Nov 4, 2007
Hiromi (All reviews)
It should be noted that first of all, I’m writing reviews for both The Place Promised in Our Early Days and 5 Centimeters per Second at the same time (and as such, I’ll be including the same opening paragraph). Both of these series, feature films, animes, whatever you want to call them hold a special place in my heart/head, again your call. Not because they’re overly interesting or because they’re extremely entertaining but because they make me sad. Strange, right? Well, I’m willing to bet that any anime lover will instantly favorite (no, not add to their favorite list or anything grand) any anime (or anything for that matter) that can hit a cord within him or herself. Anything that can resonate with our frequency or run parallel to our curves; anything that can make us think about our own lives or make us grow as a person; anything that brings a new light to our eyes or makes us hold our breaths; in short: anything that changes our lives if only for a moment is something we’ll remember forever. Shinkai Makoto is one of the few directors/writers to have done so to myself.

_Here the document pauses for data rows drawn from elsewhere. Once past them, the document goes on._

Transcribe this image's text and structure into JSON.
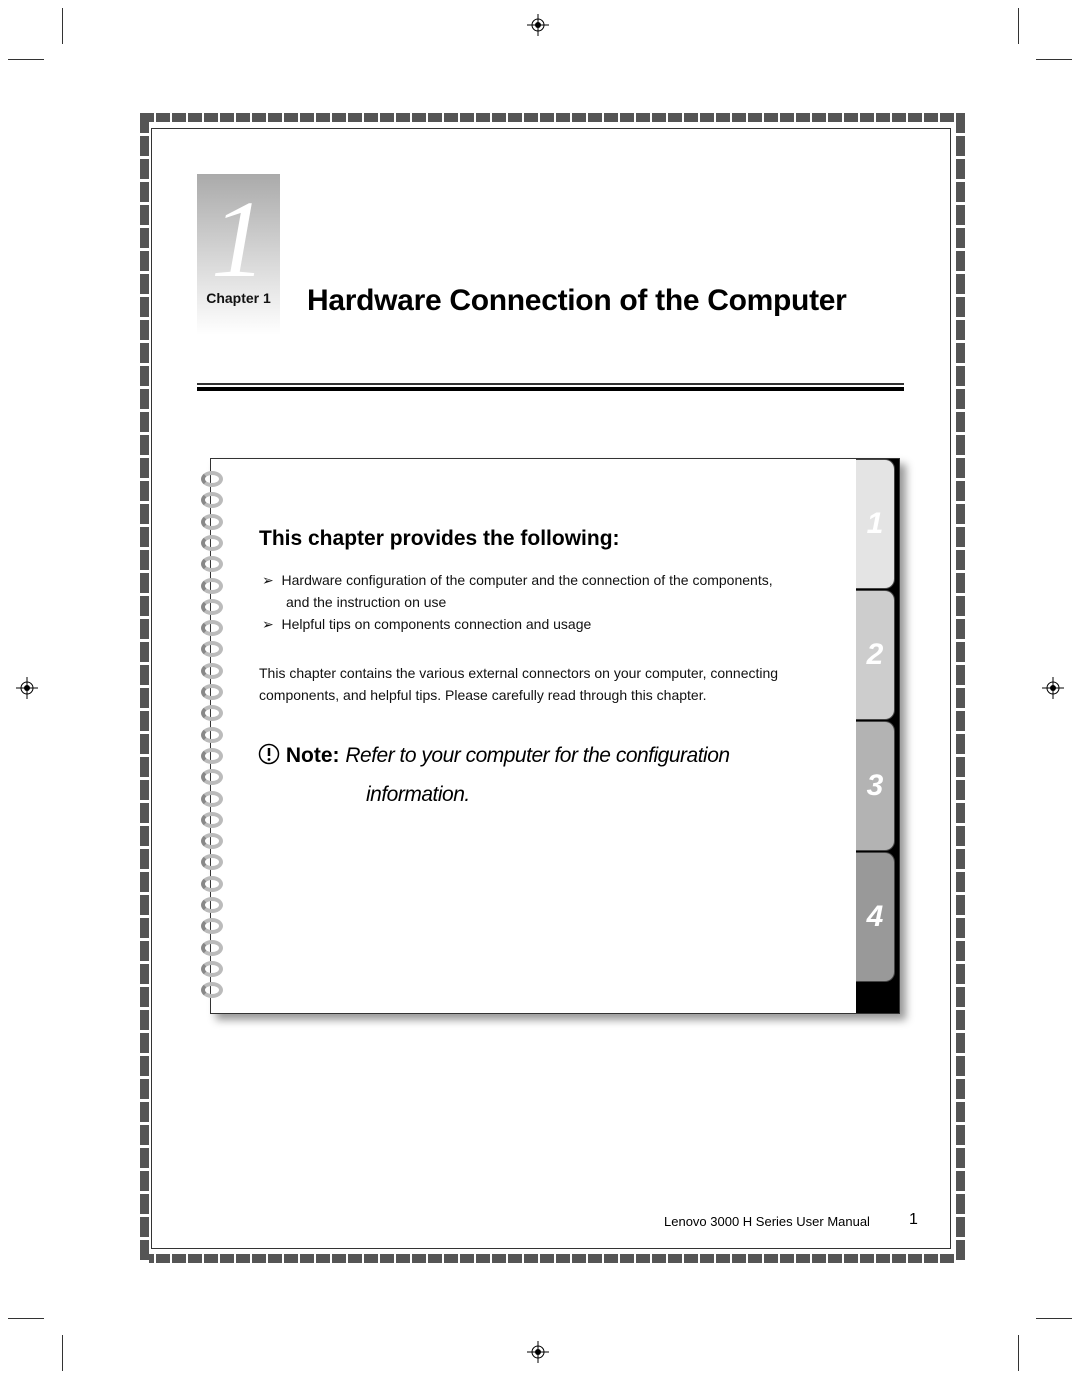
{
  "chapter": {
    "number": "1",
    "label": "Chapter 1",
    "title": "Hardware Connection of the Computer"
  },
  "box": {
    "heading": "This chapter provides the following:",
    "bullets": [
      "Hardware configuration of the computer and the connection of the  components,",
      "and the instruction on use",
      "Helpful tips on components connection and usage"
    ],
    "paragraph": [
      "This chapter contains the various external connectors on your computer, connecting",
      "components, and helpful tips. Please carefully read through this chapter."
    ],
    "note_label": "Note:",
    "note_text": [
      "Refer to your computer for the configuration",
      "information."
    ],
    "tabs": [
      {
        "label": "1",
        "color": "#e4e4e4"
      },
      {
        "label": "2",
        "color": "#cdcdcd"
      },
      {
        "label": "3",
        "color": "#b3b3b3"
      },
      {
        "label": "4",
        "color": "#999999"
      }
    ]
  },
  "footer": {
    "manual": "Lenovo 3000 H Series User Manual",
    "page": "1"
  }
}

Let’s get to it shall we?

The Place Promised in Our Early Days begins simply enough. Without going into too much detail (I’m sure you can find a summary if need be), we’re thrown into the rather mundane lives of Fujisawa Hiroki and Shirakawa Takuya. Both are rather normal; attend school, participate in club activities and hang out. What strikes with us is that they’re rather normal. Hiroki is a regular teenage boy with a crush on a cute girl Sawatari Sayuri. As the world they live in is slowly unraveled and we see the differences between ours and theirs we also see how Hiroki and Takuya are different from normal boys. It is during this first part that we get to see watch the key scenes of friendship between Hiroki, Sayuri and Takuya. Despite the differences in their setting we get to see that they’re, in fact, just like us. They have dreams and aspirations – Shinkai Makoto has truly created characters we can relate to and understand. This sets us up for the later parts where as the story delves closer towards the two male protagonists, we can clearly understand their current actions as influenced by their early days.

The story plays a significant part in how the characters are developed. Without the given setting or ramifications of the war, we wouldn’t have this story. At first, the viewer is fed a slice of life drama that depicts the three main protagonists. This is our humble introductory into a much larger scheme. As the story shifts past the early days, a more sci-fi approach is given through Takuya’s eyes while Hiroki experiences a saddening drama. Finally, through our female heroine’s eyes, we see the surreal visions she trudges through. All this goes back to our characters and how we perceive, sympathize and care about them. Our three views collide at the end in a climax much akin to the beginning – with our protagonists united and their (current) aspirations coming to fruition. The Place Promised delivers a story you want to succeed because you’re emotionally tied to these characters and their situations. If not for the narrative voice, we’d be in the Stone Age of passion.

Art and Sound:
As expected from Shinkai Makoto, our eyes and ears a treated to some of the best the industry has to offer. The art work will blow any anime series out of the water thanks to the high budget. As mentioned before, the entire experience of character and story must be unified and what better way to do so than imagery and sound?

I wrote this review first (i.e. before 5 Centimeters per Second) because I watched it first. It was also one of those anime’s I didn’t give a second thought to buying. I said it before and I’ll say it once more (I didn’t mean for that to rhyme >_<) The Place Promised in Our Early Days provides a fusion of character depth and a surreal view of how friendship and love know transcend all obstacles. Given the characters and situations they’re placed in, we can all sympathize with one of them and that’s what strikes home. Shinkai Makoto does this well thanks to the combination of amazing narrative voice and beautiful imagery – something you’ll rarely see done well.